- [Task to carry out] From the entries below, determine the number of lines that contain "icon". Give that number by itself.

(Data records for software interfaces)
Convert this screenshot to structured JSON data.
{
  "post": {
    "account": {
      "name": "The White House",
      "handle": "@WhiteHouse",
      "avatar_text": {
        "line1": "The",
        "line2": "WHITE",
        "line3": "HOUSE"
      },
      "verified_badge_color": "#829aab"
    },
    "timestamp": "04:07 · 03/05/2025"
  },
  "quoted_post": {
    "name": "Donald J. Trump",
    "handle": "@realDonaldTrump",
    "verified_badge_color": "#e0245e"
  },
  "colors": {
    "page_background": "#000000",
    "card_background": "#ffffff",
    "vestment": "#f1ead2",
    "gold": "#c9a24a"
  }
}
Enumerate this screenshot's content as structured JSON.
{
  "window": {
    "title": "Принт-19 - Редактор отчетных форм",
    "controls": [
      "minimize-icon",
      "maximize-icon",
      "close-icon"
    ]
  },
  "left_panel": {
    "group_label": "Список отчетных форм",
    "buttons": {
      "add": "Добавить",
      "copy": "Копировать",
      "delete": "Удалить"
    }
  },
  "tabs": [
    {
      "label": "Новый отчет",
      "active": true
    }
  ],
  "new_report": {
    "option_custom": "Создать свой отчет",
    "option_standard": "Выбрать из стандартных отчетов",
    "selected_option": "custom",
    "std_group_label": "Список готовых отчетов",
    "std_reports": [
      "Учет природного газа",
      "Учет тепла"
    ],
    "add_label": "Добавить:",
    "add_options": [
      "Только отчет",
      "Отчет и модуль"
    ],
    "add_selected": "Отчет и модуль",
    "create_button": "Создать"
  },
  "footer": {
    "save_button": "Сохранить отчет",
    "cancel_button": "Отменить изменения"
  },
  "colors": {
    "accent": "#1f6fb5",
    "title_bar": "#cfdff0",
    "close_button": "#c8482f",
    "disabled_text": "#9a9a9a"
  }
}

- [Response to this exercise] 3